Your instructions:
The data below must be returned in full and exactly.

Information:
-------------------------
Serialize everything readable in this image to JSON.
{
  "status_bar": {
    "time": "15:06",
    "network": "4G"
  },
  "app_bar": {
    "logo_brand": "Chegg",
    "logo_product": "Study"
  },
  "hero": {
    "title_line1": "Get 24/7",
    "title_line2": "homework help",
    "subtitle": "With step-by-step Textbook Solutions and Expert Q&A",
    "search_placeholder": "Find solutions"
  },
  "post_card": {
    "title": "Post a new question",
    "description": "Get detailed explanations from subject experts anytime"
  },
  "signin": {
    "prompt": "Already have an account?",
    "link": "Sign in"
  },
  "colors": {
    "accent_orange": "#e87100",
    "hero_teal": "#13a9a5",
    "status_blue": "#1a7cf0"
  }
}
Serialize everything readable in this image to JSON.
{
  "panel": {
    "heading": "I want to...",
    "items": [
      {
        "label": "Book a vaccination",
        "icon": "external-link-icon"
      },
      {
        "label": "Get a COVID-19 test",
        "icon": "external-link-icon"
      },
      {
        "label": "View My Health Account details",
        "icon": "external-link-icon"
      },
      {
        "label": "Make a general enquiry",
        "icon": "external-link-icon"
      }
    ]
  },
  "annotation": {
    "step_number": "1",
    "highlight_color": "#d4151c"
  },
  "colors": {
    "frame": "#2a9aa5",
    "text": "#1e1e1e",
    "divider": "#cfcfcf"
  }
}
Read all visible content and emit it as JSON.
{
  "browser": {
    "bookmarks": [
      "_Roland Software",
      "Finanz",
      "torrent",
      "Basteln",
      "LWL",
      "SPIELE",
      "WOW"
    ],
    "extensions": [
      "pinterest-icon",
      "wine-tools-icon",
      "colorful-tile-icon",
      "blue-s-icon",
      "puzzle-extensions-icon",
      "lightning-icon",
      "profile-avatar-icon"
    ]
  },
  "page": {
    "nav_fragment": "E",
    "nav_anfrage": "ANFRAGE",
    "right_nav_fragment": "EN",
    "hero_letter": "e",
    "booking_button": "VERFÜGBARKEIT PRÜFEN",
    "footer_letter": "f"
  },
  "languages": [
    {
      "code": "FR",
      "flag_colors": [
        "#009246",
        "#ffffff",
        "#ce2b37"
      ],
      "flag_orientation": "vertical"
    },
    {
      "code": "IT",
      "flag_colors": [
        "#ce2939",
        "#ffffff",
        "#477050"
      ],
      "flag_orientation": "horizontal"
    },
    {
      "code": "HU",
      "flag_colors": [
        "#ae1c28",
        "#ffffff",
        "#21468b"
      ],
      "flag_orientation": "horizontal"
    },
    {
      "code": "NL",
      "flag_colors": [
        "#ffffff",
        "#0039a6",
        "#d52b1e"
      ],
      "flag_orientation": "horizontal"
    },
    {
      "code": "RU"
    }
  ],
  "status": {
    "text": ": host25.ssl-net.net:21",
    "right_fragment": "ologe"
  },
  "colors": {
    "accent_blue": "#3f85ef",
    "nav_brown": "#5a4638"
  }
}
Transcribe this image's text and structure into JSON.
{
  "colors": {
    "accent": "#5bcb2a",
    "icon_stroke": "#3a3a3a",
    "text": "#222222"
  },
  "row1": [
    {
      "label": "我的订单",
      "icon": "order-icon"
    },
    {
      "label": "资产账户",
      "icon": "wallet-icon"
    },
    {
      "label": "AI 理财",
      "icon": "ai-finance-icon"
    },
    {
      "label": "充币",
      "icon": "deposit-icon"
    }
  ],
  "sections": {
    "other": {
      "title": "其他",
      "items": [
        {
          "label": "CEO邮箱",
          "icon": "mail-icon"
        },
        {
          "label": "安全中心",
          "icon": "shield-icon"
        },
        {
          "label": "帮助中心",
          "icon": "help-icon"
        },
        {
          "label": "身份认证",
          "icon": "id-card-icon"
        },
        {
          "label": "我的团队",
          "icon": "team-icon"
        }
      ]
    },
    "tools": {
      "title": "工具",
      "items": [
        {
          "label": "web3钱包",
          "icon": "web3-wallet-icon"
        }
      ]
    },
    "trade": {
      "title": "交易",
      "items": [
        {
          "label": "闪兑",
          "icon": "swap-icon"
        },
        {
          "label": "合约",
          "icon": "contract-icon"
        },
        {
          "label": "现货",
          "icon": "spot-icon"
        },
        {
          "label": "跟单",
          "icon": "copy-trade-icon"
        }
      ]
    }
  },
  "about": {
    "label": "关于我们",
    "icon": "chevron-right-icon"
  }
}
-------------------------
Your solution:
Serialize everything readable in this image to JSON.
{
  "status_bar": {
    "time": "15:06",
    "network": "4G"
  },
  "app_bar": {
    "logo_brand": "Chegg",
    "logo_product": "Study"
  },
  "hero": {
    "title_line1": "Get 24/7",
    "title_line2": "homework help",
    "subtitle": "With step-by-step Textbook Solutions and Expert Q&A",
    "search_placeholder": "Find solutions"
  },
  "post_card": {
    "title": "Post a new question",
    "description": "Get detailed explanations from subject experts anytime"
  },
  "signin": {
    "prompt": "Already have an account?",
    "link": "Sign in"
  },
  "colors": {
    "accent_orange": "#e87100",
    "hero_teal": "#13a9a5",
    "status_blue": "#1a7cf0"
  }
}
Serialize everything readable in this image to JSON.
{
  "panel": {
    "heading": "I want to...",
    "items": [
      {
        "label": "Book a vaccination",
        "icon": "external-link-icon"
      },
      {
        "label": "Get a COVID-19 test",
        "icon": "external-link-icon"
      },
      {
        "label": "View My Health Account details",
        "icon": "external-link-icon"
      },
      {
        "label": "Make a general enquiry",
        "icon": "external-link-icon"
      }
    ]
  },
  "annotation": {
    "step_number": "1",
    "highlight_color": "#d4151c"
  },
  "colors": {
    "frame": "#2a9aa5",
    "text": "#1e1e1e",
    "divider": "#cfcfcf"
  }
}
Read all visible content and emit it as JSON.
{
  "browser": {
    "bookmarks": [
      "_Roland Software",
      "Finanz",
      "torrent",
      "Basteln",
      "LWL",
      "SPIELE",
      "WOW"
    ],
    "extensions": [
      "pinterest-icon",
      "wine-tools-icon",
      "colorful-tile-icon",
      "blue-s-icon",
      "puzzle-extensions-icon",
      "lightning-icon",
      "profile-avatar-icon"
    ]
  },
  "page": {
    "nav_fragment": "E",
    "nav_anfrage": "ANFRAGE",
    "right_nav_fragment": "EN",
    "hero_letter": "e",
    "booking_button": "VERFÜGBARKEIT PRÜFEN",
    "footer_letter": "f"
  },
  "languages": [
    {
      "code": "FR",
      "flag_colors": [
        "#009246",
        "#ffffff",
        "#ce2b37"
      ],
      "flag_orientation": "vertical"
    },
    {
      "code": "IT",
      "flag_colors": [
        "#ce2939",
        "#ffffff",
        "#477050"
      ],
      "flag_orientation": "horizontal"
    },
    {
      "code": "HU",
      "flag_colors": [
        "#ae1c28",
        "#ffffff",
        "#21468b"
      ],
      "flag_orientation": "horizontal"
    },
    {
      "code": "NL",
      "flag_colors": [
        "#ffffff",
        "#0039a6",
        "#d52b1e"
      ],
      "flag_orientation": "horizontal"
    },
    {
      "code": "RU"
    }
  ],
  "status": {
    "text": ": host25.ssl-net.net:21",
    "right_fragment": "ologe"
  },
  "colors": {
    "accent_blue": "#3f85ef",
    "nav_brown": "#5a4638"
  }
}
Transcribe this image's text and structure into JSON.
{
  "colors": {
    "accent": "#5bcb2a",
    "icon_stroke": "#3a3a3a",
    "text": "#222222"
  },
  "row1": [
    {
      "label": "我的订单",
      "icon": "order-icon"
    },
    {
      "label": "资产账户",
      "icon": "wallet-icon"
    },
    {
      "label": "AI 理财",
      "icon": "ai-finance-icon"
    },
    {
      "label": "充币",
      "icon": "deposit-icon"
    }
  ],
  "sections": {
    "other": {
      "title": "其他",
      "items": [
        {
          "label": "CEO邮箱",
          "icon": "mail-icon"
        },
        {
          "label": "安全中心",
          "icon": "shield-icon"
        },
        {
          "label": "帮助中心",
          "icon": "help-icon"
        },
        {
          "label": "身份认证",
          "icon": "id-card-icon"
        },
        {
          "label": "我的团队",
          "icon": "team-icon"
        }
      ]
    },
    "tools": {
      "title": "工具",
      "items": [
        {
          "label": "web3钱包",
          "icon": "web3-wallet-icon"
        }
      ]
    },
    "trade": {
      "title": "交易",
      "items": [
        {
          "label": "闪兑",
          "icon": "swap-icon"
        },
        {
          "label": "合约",
          "icon": "contract-icon"
        },
        {
          "label": "现货",
          "icon": "spot-icon"
        },
        {
          "label": "跟单",
          "icon": "copy-trade-icon"
        }
      ]
    }
  },
  "about": {
    "label": "关于我们",
    "icon": "chevron-right-icon"
  }
}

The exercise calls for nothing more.